Other specifications include 8GB of onboard storage which is expandable by up to 64GB. The Bingo 21 is a dual-SIM phone which supports frequency bands including Band 40 for 4G. LTE also works across both SIM slots. You also get Wi-Fi b/g/n, Bluetooth 4.0, FM radio, and GPS. USB OTG didn't work when we tried it.
On the software front, there's Android 5.1 with Inlife UI 2.0 skin running on top. The skin isn't too intrusive. Other than custom icons for the stock apps and some tweaks to the notifications shade, it's pretty straightforward.
InFocus has added some cool tweaks of its own such as EZ Launcher, which offers a simplified look for novice users. You have the option to switch between single and dual layered modes. You can integrate cloud services into the Gallery app. There's also an app called Safebox to help you protect your private data.
You also get apps like Bobble which lets you make virtual bobble-heads from people in pictures; Power Detective, which lets you monitor your phone's temperature and monitor apps, etc; and Mobile Assistant which lets you clean up unwanted files.
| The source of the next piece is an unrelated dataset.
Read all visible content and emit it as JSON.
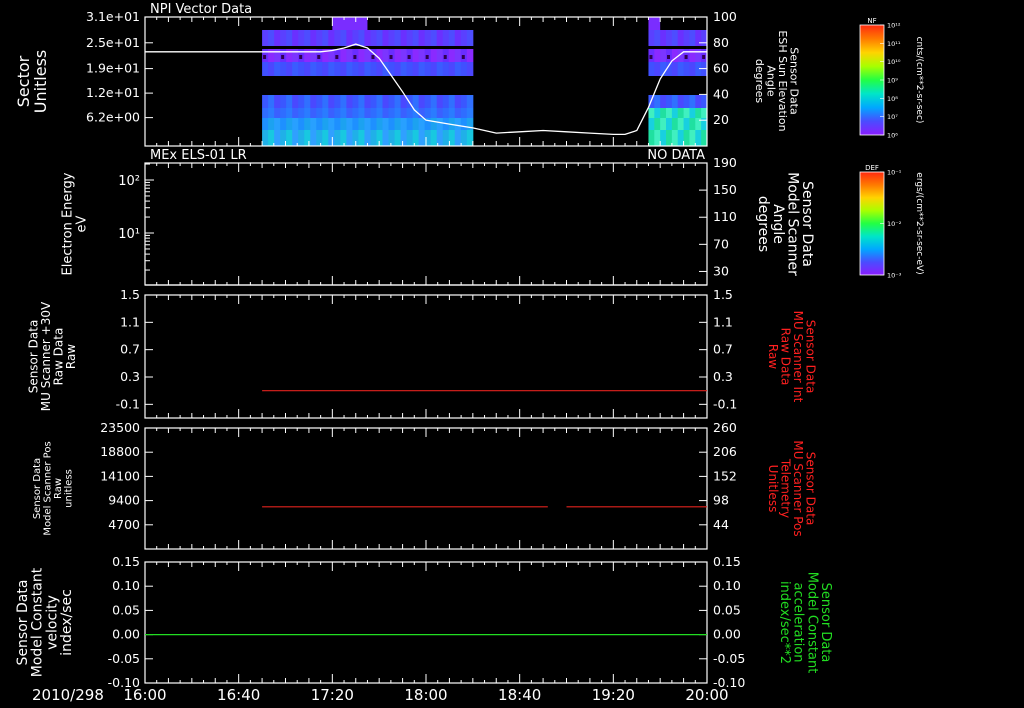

General app performance is decent, but the Bingo 21 is clearly not the best phone for multi-tasking. It tends to slow down if you have too many apps open and attempt to switch back and forth between them. This sluggishness is also noticeable even in casual games such as Alto's Adventure, which showed signs of stutter.
Despite having 2GB of RAM, you're only left with about 460MB on average. There isn't much onboard storage to play around with either; you only have 4.6GB of actual usable space. We didn't face any issues with call quality and the phone easily latched onto 4G networks whenever possible.
The display is in most conditions but washes out under direct sunlight. InFocus has also added a bluelight filter and options to tweak the screen's colour temperature, which is a nice touch. Multimedia playback is not bad, and the phone can handle 1080p files, including our high-bitrate test files. The loudspeaker does a decent job for alerts but don't expect too much from it. The bundled headset is okay for audio.
InFocus uses Google's camera app, which is simple and easy to operate, but both cameras on the phone perform quite poorly. Landscapes shot in daylight lack detail, and colours are not accurate. Macros fare a bit better in the colour department but lack sharpness. The focusing system is decently quick in the daytime but it struggles in low-light conditions. Pictures taken under artificial lighting aren't great either.(Tap for full-sized image)
Video recording maxes out at 720p and the quality is once again below average. The flash for the front-facing camera is more of flashlight, as it stays on for the duration of the shot and isn't of much help.
Thankfully, battery life is one of the redeeming factors of the Bingo 21. We managed to go 12 hours and 2 minutes with our video loop test. With real-world usage, we could easily go an entire day and more, on a single charge.